Data section:
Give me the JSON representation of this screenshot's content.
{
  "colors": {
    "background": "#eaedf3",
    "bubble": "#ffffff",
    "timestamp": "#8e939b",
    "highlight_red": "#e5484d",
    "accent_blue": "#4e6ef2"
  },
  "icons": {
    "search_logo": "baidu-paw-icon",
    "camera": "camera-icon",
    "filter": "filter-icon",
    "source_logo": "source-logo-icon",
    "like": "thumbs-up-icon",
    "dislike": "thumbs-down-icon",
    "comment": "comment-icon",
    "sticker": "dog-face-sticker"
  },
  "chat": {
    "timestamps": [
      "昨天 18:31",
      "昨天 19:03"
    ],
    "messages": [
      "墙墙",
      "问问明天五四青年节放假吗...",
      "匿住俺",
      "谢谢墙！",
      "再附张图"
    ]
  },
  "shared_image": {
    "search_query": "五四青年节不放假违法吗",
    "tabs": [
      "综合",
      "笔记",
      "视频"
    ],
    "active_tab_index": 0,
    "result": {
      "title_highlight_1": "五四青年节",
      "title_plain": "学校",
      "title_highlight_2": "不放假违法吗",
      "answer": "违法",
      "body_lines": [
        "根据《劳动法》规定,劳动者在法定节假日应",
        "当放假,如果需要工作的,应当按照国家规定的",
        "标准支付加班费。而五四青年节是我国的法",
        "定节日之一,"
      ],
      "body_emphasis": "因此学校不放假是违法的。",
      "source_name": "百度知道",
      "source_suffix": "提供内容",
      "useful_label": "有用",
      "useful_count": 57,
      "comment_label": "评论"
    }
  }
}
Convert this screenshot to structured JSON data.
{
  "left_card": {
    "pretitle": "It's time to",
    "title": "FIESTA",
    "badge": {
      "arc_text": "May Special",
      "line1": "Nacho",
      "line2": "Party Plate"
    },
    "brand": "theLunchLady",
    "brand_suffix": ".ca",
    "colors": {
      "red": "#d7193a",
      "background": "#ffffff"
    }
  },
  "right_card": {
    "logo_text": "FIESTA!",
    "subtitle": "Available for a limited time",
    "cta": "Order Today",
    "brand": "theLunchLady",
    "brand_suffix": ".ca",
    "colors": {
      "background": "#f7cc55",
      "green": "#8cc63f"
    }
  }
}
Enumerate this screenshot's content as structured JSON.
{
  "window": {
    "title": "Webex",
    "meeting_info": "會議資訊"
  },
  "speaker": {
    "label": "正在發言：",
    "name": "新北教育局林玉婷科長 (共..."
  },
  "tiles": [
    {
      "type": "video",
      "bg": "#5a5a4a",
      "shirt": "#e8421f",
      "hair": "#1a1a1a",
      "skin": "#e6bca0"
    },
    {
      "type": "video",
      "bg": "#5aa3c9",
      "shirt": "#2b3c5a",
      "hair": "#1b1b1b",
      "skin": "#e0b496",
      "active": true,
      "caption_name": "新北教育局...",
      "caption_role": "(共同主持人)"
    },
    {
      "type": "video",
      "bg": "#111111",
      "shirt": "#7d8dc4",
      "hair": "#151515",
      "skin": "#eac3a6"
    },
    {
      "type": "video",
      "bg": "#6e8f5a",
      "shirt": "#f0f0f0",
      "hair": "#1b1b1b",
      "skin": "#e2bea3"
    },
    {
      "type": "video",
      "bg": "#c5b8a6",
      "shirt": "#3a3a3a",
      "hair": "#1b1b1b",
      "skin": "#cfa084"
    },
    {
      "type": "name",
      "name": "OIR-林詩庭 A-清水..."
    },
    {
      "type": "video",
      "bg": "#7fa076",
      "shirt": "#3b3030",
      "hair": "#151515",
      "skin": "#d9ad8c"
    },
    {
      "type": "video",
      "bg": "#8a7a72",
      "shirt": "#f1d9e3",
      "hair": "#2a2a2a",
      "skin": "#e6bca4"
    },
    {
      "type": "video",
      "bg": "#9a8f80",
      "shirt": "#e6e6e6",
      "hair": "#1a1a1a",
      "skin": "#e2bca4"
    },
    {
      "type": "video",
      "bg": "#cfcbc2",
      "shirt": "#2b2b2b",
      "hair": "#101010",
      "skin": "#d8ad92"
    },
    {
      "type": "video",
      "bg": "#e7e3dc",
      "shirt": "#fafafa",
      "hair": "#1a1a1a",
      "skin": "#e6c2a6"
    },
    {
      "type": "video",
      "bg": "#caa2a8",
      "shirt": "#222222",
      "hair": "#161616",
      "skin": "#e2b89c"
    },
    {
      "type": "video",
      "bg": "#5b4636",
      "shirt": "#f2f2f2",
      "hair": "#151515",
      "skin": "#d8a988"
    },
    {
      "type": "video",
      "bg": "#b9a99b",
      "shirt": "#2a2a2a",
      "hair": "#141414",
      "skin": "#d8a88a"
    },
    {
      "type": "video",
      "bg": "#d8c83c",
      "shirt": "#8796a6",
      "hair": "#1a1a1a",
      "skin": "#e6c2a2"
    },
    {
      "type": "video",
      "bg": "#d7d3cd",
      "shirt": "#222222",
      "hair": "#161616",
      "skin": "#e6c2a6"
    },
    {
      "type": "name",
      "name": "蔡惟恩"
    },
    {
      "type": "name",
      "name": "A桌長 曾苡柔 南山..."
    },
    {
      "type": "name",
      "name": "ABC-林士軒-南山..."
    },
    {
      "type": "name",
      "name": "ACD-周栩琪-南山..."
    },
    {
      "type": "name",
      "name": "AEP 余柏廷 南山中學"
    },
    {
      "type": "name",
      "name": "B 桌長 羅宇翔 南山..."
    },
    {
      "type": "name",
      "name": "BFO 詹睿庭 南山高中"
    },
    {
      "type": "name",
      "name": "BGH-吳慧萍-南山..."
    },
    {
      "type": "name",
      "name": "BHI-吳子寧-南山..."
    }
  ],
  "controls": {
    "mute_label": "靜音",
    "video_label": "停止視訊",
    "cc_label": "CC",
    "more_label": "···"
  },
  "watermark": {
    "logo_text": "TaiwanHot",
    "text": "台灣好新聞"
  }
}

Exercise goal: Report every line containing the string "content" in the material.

Exercise output:
Give me the JSON representation of this screenshot's content.
Enumerate this screenshot's content as structured JSON.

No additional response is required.